‘Zero trans fat’, this phrase means “less than 0.5 grams of trans fat per serving.” Foods that claim to contain zero trans fat can actually contain up to 0.5 grams per serving, and this number quickly adds up with multiple servings.
‘Fortified or enriched’ means that some nutrients have been added to the product. For example, vitamin D is often added to milk. Yet, just because something is fortified doesn’t make it healthy. For example breakfast serials, many of which are high in sugars.
‘Gluten-free’ doesn’t mean healthy. The product simply doesn’t contain wheat, rye, or barley. Many gluten-free foods are highly processed and loaded with unhealthy fats and sugar. Besides, people with no gluten intolerance would hardly benefit from using such products, especially when most of them have low-fibre content.
‘Made with whole grains’ Products with these claims, may contain very little whole grains. Check the ingredients list. If whole grains are not in the first three ingredients, the amount is negligible.
‘No added sugar’ Some products are naturally high in sugar. The fact that they don’t have added sugar doesn’t mean they’re healthy. It only means the product is free of sucrose, or table sugar, but not other forms of sugar. Unhealthy sugar substitutes may also have been added.
Sugar may not be listed as sugar at times. They are masked under various names such as brown sugar, corn syrup, dextrose, disaccharides, fructose, glucose, honey, fruit syrup, lactose, maltose, mannitol, maple syrup, molasses, monosaccharides, raw sugar, sorbitol or xylitol. Watch out for these if you are avoiding sugary products.

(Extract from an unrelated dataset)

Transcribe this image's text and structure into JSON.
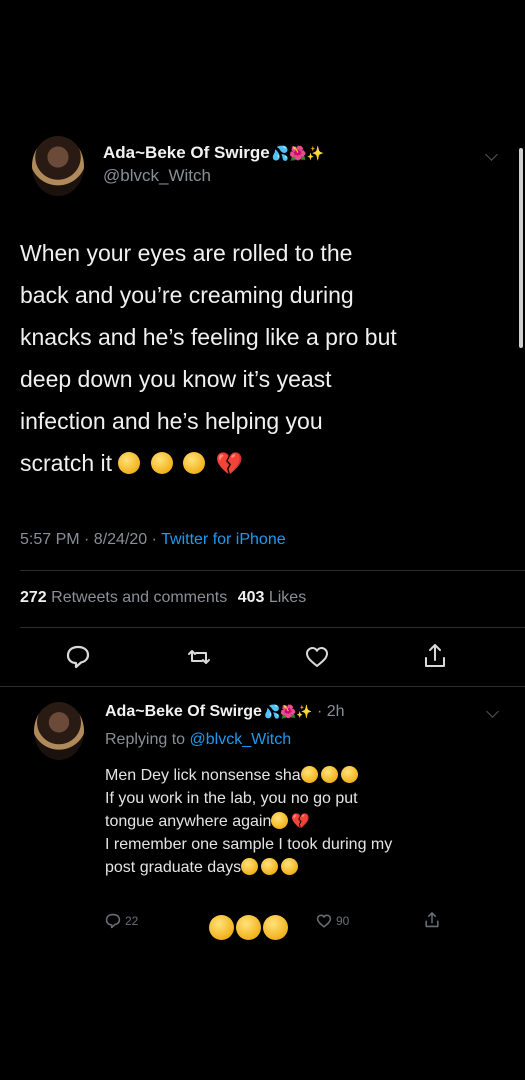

‘Cholesterol free’ products might be 100% cholesterol free, but still contain fat. Cholesterol is only found in animal products. Fruits, vegetables, grains and all other plant foods do not have any cholesterol at all. Vegetable oils contain no cholesterol, but they are 100% fat.
Low salt’ ‘low sodium’, means the product has less than 5mg per serving. Check the Nutrition Facts label and bear in mind this figure is the amount of sodium per serving, not necessarily the entire package. So, make sure to check the serving size first. Salt might be listed as baking powder, booster, celery salt, garlic salt, sodium, meat or yeast extract, onion salt, MSG, rock salt, sea salt, sodium bicarbonate, sodium metabisulphite, sodium nitrate, nitrate or stock cubes.
Nutrition labels often contain a list of ‘vitamins and minerals’ present in the food. This does not necessarily mean the food is healthy. They are not as important to focus on, because it is more important to eat high-quality whole foods to ensure you are getting sufficient of these faster. For example, different coloured vegetables and fruits.
Try looking for products that list whole foods as the first three ingredients and be skeptical of foods with long lists of ingredients. If the first ingredients include refined grains, a type of sugar, or hydrogenated oils, you can assume that the product is unhealthy.
Make sure products high in carbs have a good amount of dietary fibre in them (more than 3gms per serving).
If a food needs a long ingredient list for us to understand what it is, it might not be the best thing to put into our bodies. They are likely processed and contain a lot of preservatives. Choosing foods with less number of ingredients and being able to understand the name of the ingredient, is a good way to ensure the food you are about to eat is less processed.
The best way to ensure good food choices and good health is to avoid or limit the consumption of processed foods. After all, whole food doesn't need an ingredients list. Prepare meals at home for higher nutritional value and a healthier body. Choosing whole grains and pulses, fresh vegetables and fruits, lean meats, fish, eggs, etc. that don't require nutrition labels is a more effective way to protect our health.